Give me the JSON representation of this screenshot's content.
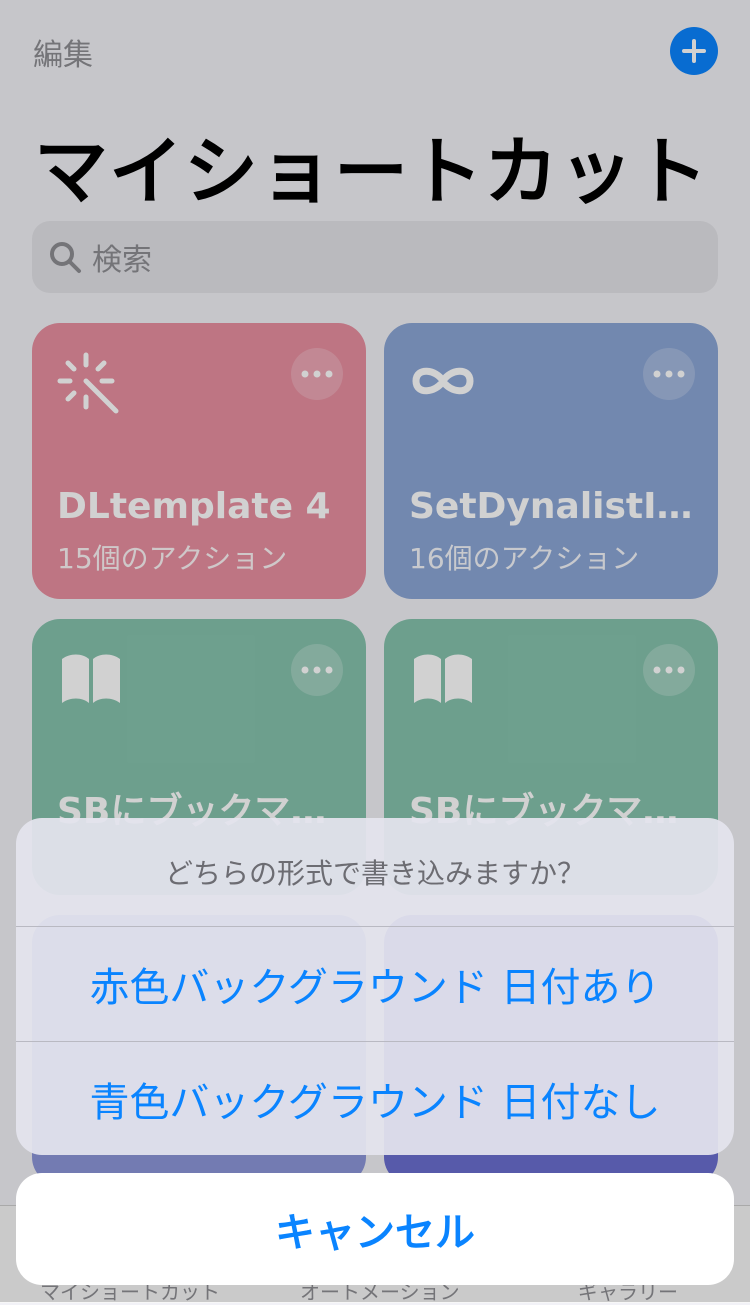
{
  "header": {
    "edit_label": "編集",
    "title": "マイショートカット"
  },
  "search": {
    "placeholder": "検索"
  },
  "shortcuts": [
    {
      "title": "DLtemplate 4",
      "subtitle": "15個のアクション",
      "color": "#e88fa0",
      "icon": "magic-wand-icon"
    },
    {
      "title": "SetDynalistI…",
      "subtitle": "16個のアクション",
      "color": "#8ba6d6",
      "icon": "infinity-icon"
    },
    {
      "title": "SBにブックマ…",
      "subtitle": "",
      "color": "#86c3ad",
      "icon": "book-icon"
    },
    {
      "title": "SBにブックマ…",
      "subtitle": "",
      "color": "#86c3ad",
      "icon": "book-icon"
    }
  ],
  "tab_bar": {
    "items": [
      "マイショートカット",
      "オートメーション",
      "ギャラリー"
    ]
  },
  "action_sheet": {
    "title": "どちらの形式で書き込みますか？",
    "options": [
      "赤色バックグラウンド 日付あり",
      "青色バックグラウンド 日付なし"
    ],
    "cancel": "キャンセル"
  },
  "colors": {
    "accent": "#0a84ff"
  }
}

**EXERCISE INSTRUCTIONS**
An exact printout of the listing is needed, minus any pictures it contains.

**RESULT OF THIS EXERCISE**
Give me the JSON representation of this screenshot's content.
{
  "header": {
    "edit_label": "編集",
    "title": "マイショートカット"
  },
  "search": {
    "placeholder": "検索"
  },
  "shortcuts": [
    {
      "title": "DLtemplate 4",
      "subtitle": "15個のアクション",
      "color": "#e88fa0",
      "icon": "magic-wand-icon"
    },
    {
      "title": "SetDynalistI…",
      "subtitle": "16個のアクション",
      "color": "#8ba6d6",
      "icon": "infinity-icon"
    },
    {
      "title": "SBにブックマ…",
      "subtitle": "",
      "color": "#86c3ad",
      "icon": "book-icon"
    },
    {
      "title": "SBにブックマ…",
      "subtitle": "",
      "color": "#86c3ad",
      "icon": "book-icon"
    }
  ],
  "tab_bar": {
    "items": [
      "マイショートカット",
      "オートメーション",
      "ギャラリー"
    ]
  },
  "action_sheet": {
    "title": "どちらの形式で書き込みますか？",
    "options": [
      "赤色バックグラウンド 日付あり",
      "青色バックグラウンド 日付なし"
    ],
    "cancel": "キャンセル"
  },
  "colors": {
    "accent": "#0a84ff"
  }
}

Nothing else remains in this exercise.